◆ **EXERCISE DESCRIPTION**: The response must contain every line from the records below that has "name".

◆ **Dataset rows for apps and sites**:
= Beginning of Section =

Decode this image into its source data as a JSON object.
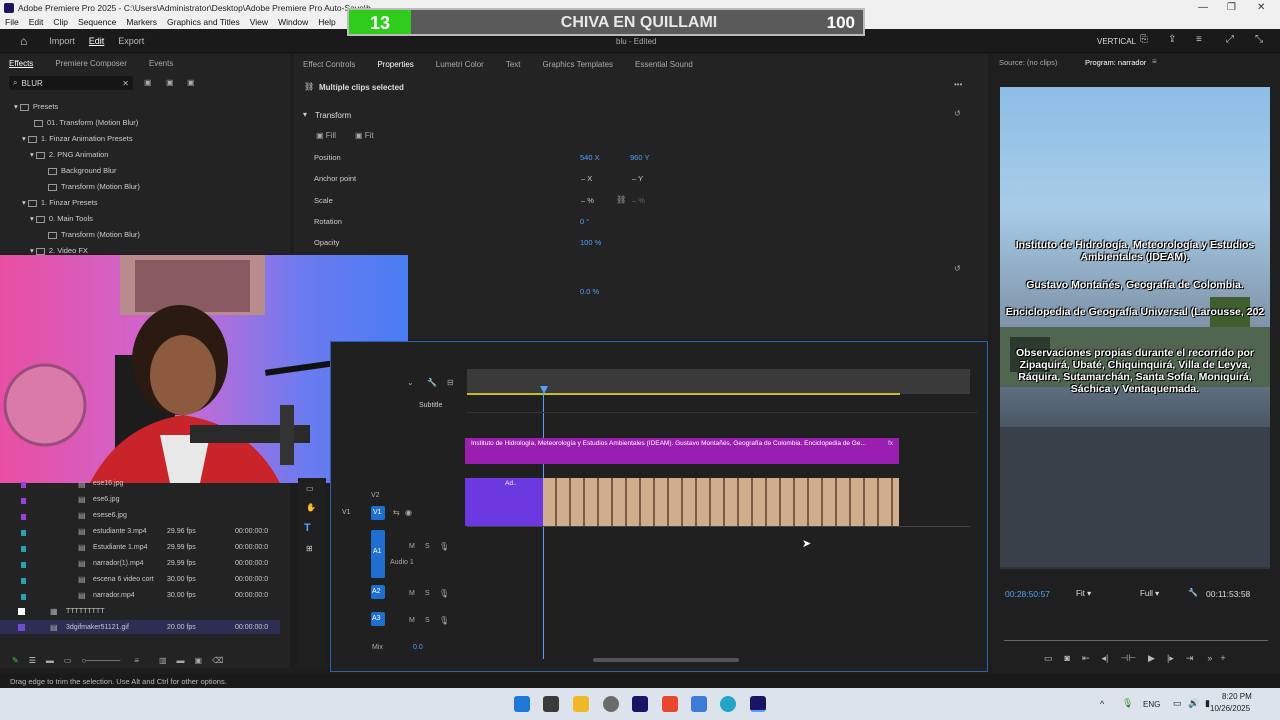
{
  "window": {
    "title": "Adobe Premiere Pro 2025 - C:\\Users\\Administrator\\Desktop\\Adobe Premiere Pro Auto-Save\\b",
    "doc_title": "blu - Edited",
    "menu": [
      "File",
      "Edit",
      "Clip",
      "Sequence",
      "Markers",
      "Graphics and Titles",
      "View",
      "Window",
      "Help"
    ]
  },
  "overlay_scoreboard": {
    "left": "13",
    "title": "CHIVA EN QUILLAMI",
    "right": "100"
  },
  "header": {
    "nav": [
      "Import",
      "Edit",
      "Export"
    ],
    "active": "Edit",
    "workspace": "VERTICAL"
  },
  "effects_panel": {
    "tabs": [
      "Effects",
      "Premiere Composer",
      "Events"
    ],
    "search_value": "BLUR",
    "tree": [
      "Presets",
      "01. Transform (Motion Blur)",
      "1. Finzar Animation Presets",
      "2. PNG Animation",
      "Background Blur",
      "Transform (Motion Blur)",
      "1. Finzar Presets",
      "0. Main Tools",
      "Transform (Motion Blur)",
      "2. Video FX"
    ]
  },
  "project_panel": {
    "items": [
      {
        "name": "ese16.jpg",
        "fps": "",
        "dur": ""
      },
      {
        "name": "ese6.jpg",
        "fps": "",
        "dur": ""
      },
      {
        "name": "esese6.jpg",
        "fps": "",
        "dur": ""
      },
      {
        "name": "estudiante 3.mp4",
        "fps": "29.96 fps",
        "dur": "00:00:00:0"
      },
      {
        "name": "Estudiante 1.mp4",
        "fps": "29.99 fps",
        "dur": "00:00:00:0"
      },
      {
        "name": "narrador(1).mp4",
        "fps": "29.99 fps",
        "dur": "00:00:00:0"
      },
      {
        "name": "escena 6 video cort",
        "fps": "30.00 fps",
        "dur": "00:00:00:0"
      },
      {
        "name": "narrador.mp4",
        "fps": "30.00 fps",
        "dur": "00:00:00:0"
      },
      {
        "name": "TTTTTTTTT",
        "fps": "",
        "dur": ""
      },
      {
        "name": "3dgifmaker51121.gif",
        "fps": "20.00 fps",
        "dur": "00:00:00:0"
      }
    ]
  },
  "properties_panel": {
    "tabs": [
      "Effect Controls",
      "Properties",
      "Lumetri Color",
      "Text",
      "Graphics Templates",
      "Essential Sound"
    ],
    "active_tab": "Properties",
    "selection": "Multiple clips selected",
    "section": "Transform",
    "fill": "Fill",
    "fit": "Fit",
    "rows": [
      {
        "label": "Position",
        "v1": "540 X",
        "v2": "960 Y"
      },
      {
        "label": "Anchor point",
        "v1": "– X",
        "v2": "– Y"
      },
      {
        "label": "Scale",
        "v1": "– %",
        "v2": "– %"
      },
      {
        "label": "Rotation",
        "v1": "0 °",
        "v2": ""
      },
      {
        "label": "Opacity",
        "v1": "100 %",
        "v2": ""
      }
    ],
    "extra_value": "0.0 %"
  },
  "monitor": {
    "source_tab": "Source: (no clips)",
    "program_tab": "Program: narrador",
    "timecode": "00:28:50:57",
    "fit": "Fit",
    "full": "Full",
    "duration": "00:11:53:58",
    "overlay_lines": [
      "Instituto de Hidrología, Meteorología y Estudios Ambientales (IDEAM).",
      "Gustavo Montañés, Geografía de Colombia.",
      "Enciclopedia de Geografía Universal (Larousse, 202",
      "Observaciones propias durante el recorrido por Zipaquirá, Ubaté, Chiquinquirá, Villa de Leyva, Ráquira, Sutamarchán, Santa Sofía, Moniquirá, Sáchica y Ventaquemada."
    ]
  },
  "timeline": {
    "subtitle_label": "Subtitle",
    "text_clip": "Instituto de Hidrología, Meteorología y Estudios Ambientales (IDEAM). Gustavo Montañés, Geografía de Colombia. Enciclopedia de Ge...",
    "tracks": [
      "V2",
      "V1",
      "A1",
      "A2",
      "A3"
    ],
    "audio1_label": "Audio 1",
    "mix_label": "Mix",
    "mix_value": "0.0",
    "clip_label": "Ad.."
  },
  "status_text": "Drag edge to trim the selection. Use Alt and Ctrl for other options.",
  "taskbar": {
    "lang": "ENG",
    "time": "8:20 PM",
    "date": "10/26/2025"
  }
}
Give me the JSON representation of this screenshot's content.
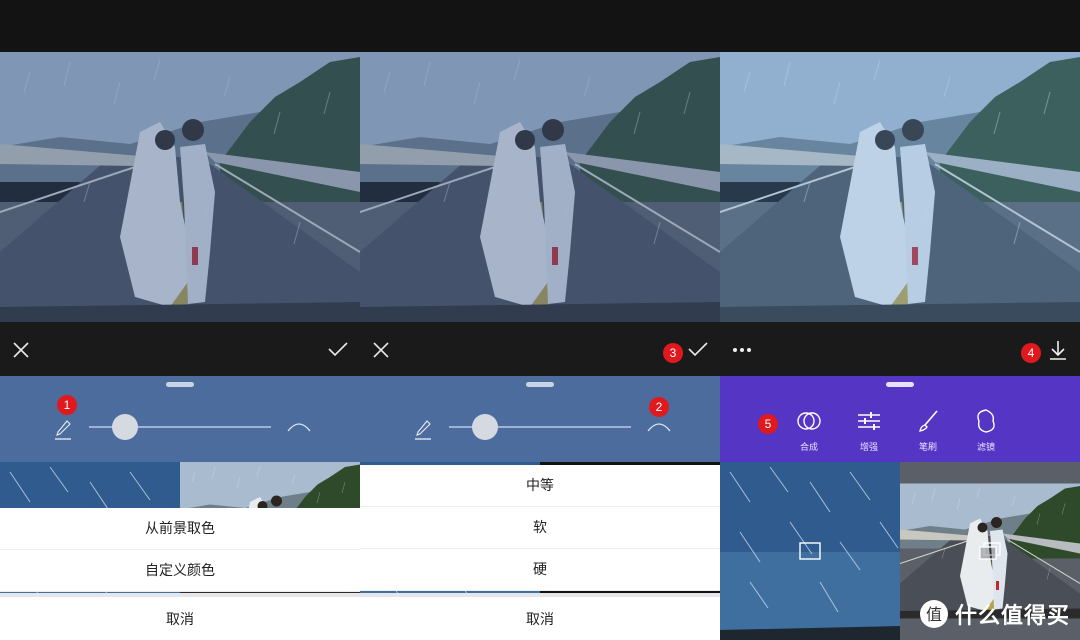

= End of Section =

◆ **RESULT OF THE EXERCISE**:
        "name": "ese16.jpg",
        "name": "ese6.jpg",
        "name": "esese6.jpg",
        "name": "estudiante 3.mp4",
        "name": "Estudiante 1.mp4",
        "name": "narrador(1).mp4",
        "name": "escena 6 video cort",
        "name": "narrador.mp4",
        "name": "TTTTTTTTT",
        "name": "3dgifmaker51121.gif",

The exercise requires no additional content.